• _Data excerpts_
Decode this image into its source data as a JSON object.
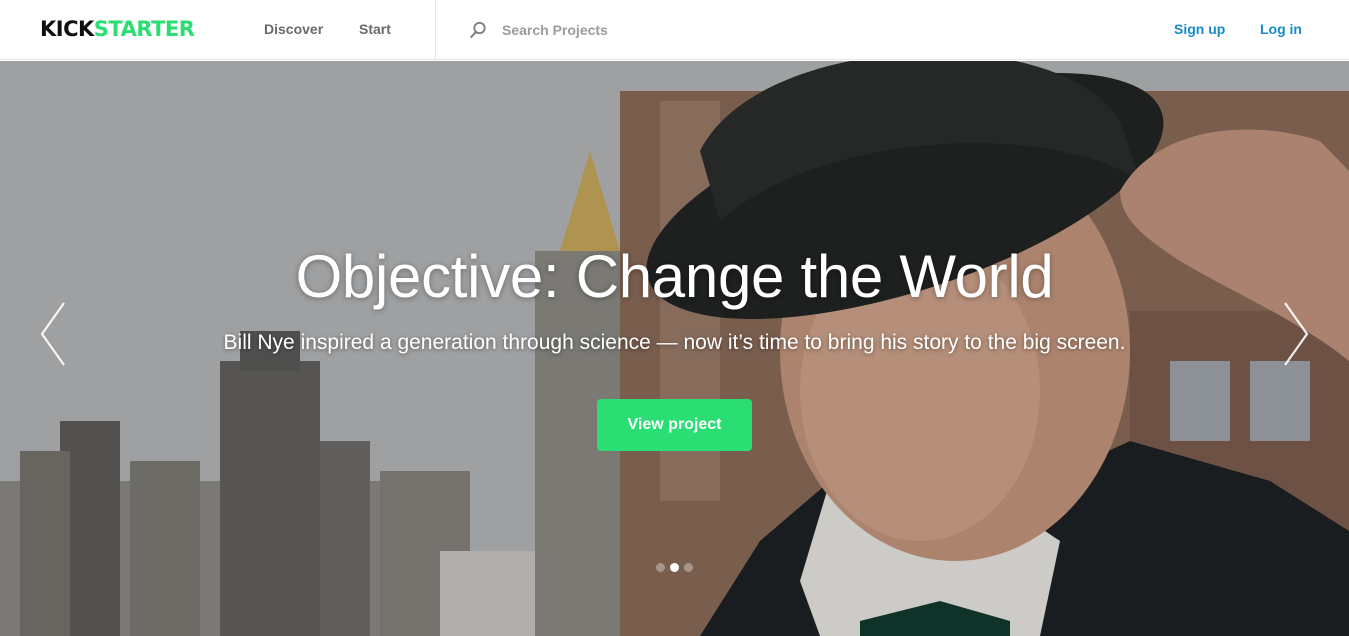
{
  "header": {
    "logo": {
      "part1": "KICK",
      "part2": "STARTER"
    },
    "nav": {
      "discover": "Discover",
      "start": "Start"
    },
    "search": {
      "placeholder": "Search Projects",
      "icon": "search-icon"
    },
    "auth": {
      "signup": "Sign up",
      "login": "Log in"
    }
  },
  "hero": {
    "title": "Objective: Change the World",
    "subtitle": "Bill Nye inspired a generation through science — now it’s time to bring his story to the big screen.",
    "cta_label": "View project",
    "carousel": {
      "total_slides": 3,
      "active_slide": 2
    }
  },
  "colors": {
    "brand_green": "#2bde73",
    "link_blue": "#188bc7",
    "nav_gray": "#6a6a6a"
  }
}
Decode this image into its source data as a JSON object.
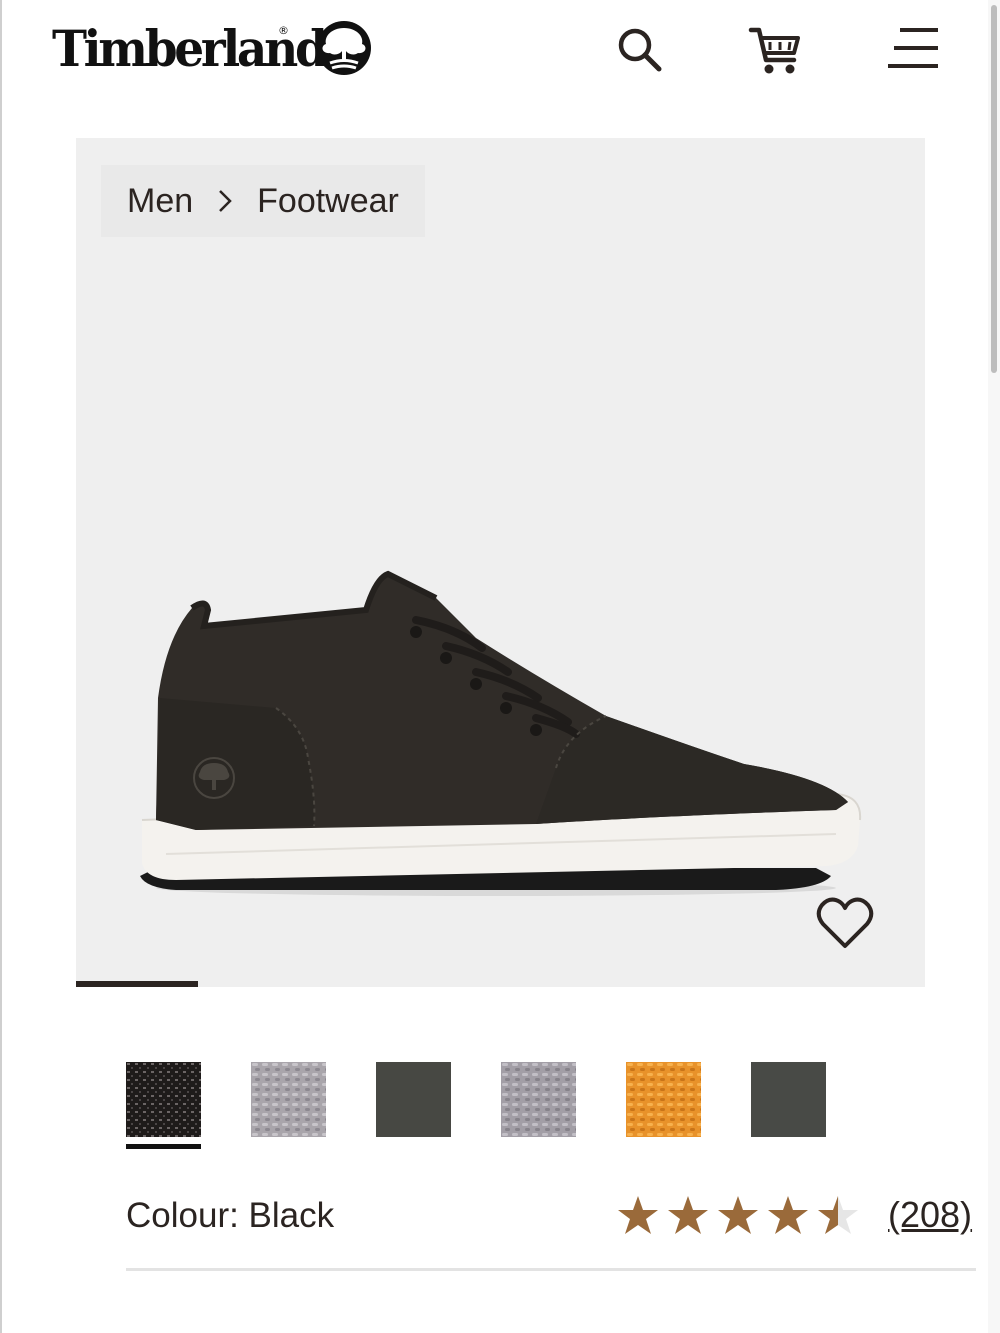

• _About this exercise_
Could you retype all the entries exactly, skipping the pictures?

• _Solution to this problem_
Decode this image into its source data as a JSON object.
{
  "header": {
    "logo": {
      "part1": "KICK",
      "part2": "STARTER"
    },
    "nav": {
      "discover": "Discover",
      "start": "Start"
    },
    "search": {
      "placeholder": "Search Projects",
      "icon": "search-icon"
    },
    "auth": {
      "signup": "Sign up",
      "login": "Log in"
    }
  },
  "hero": {
    "title": "Objective: Change the World",
    "subtitle": "Bill Nye inspired a generation through science — now it’s time to bring his story to the big screen.",
    "cta_label": "View project",
    "carousel": {
      "total_slides": 3,
      "active_slide": 2
    }
  },
  "colors": {
    "brand_green": "#2bde73",
    "link_blue": "#188bc7",
    "nav_gray": "#6a6a6a"
  }
}
Decode this image into its source data as a JSON object.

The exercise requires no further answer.